_Required work_:
Where in the records does the word "包括法律" occur? Copy each line in which it does.
::: Dataset excerpts
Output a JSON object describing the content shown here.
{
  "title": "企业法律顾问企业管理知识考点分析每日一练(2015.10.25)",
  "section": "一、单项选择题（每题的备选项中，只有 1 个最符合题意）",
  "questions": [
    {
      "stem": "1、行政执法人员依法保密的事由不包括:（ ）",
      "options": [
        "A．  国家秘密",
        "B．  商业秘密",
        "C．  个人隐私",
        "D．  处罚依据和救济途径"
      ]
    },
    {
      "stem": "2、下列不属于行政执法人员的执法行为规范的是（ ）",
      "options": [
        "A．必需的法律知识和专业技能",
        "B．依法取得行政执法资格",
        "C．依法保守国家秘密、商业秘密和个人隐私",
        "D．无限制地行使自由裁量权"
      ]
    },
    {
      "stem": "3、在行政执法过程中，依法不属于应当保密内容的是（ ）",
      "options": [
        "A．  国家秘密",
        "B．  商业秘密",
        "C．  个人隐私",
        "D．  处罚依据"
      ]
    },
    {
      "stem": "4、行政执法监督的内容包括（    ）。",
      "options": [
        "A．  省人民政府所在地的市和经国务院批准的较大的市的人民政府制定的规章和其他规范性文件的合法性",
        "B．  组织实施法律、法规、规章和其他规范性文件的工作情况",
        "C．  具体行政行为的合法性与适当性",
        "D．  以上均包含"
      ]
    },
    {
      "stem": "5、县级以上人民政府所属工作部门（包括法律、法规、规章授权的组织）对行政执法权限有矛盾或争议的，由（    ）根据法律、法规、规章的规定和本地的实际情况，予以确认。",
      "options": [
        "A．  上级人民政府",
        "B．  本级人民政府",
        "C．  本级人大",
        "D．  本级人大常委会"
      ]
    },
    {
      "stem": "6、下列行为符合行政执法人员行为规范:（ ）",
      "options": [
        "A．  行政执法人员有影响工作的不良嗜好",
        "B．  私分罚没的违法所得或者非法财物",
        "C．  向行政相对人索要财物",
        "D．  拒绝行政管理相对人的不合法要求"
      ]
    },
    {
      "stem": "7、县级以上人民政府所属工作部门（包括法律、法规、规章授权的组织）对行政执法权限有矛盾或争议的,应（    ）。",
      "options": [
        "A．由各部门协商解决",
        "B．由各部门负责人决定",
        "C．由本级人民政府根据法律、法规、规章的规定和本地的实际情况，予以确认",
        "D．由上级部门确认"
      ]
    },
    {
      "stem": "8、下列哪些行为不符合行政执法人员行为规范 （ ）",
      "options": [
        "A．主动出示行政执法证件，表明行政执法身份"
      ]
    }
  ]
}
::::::
_Result for this task_:
      "stem": "5、县级以上人民政府所属工作部门（包括法律、法规、规章授权的组织）对行政执法权限有矛盾或争议的，由（    ）根据法律、法规、规章的规定和本地的实际情况，予以确认。",
      "stem": "7、县级以上人民政府所属工作部门（包括法律、法规、规章授权的组织）对行政执法权限有矛盾或争议的,应（    ）。",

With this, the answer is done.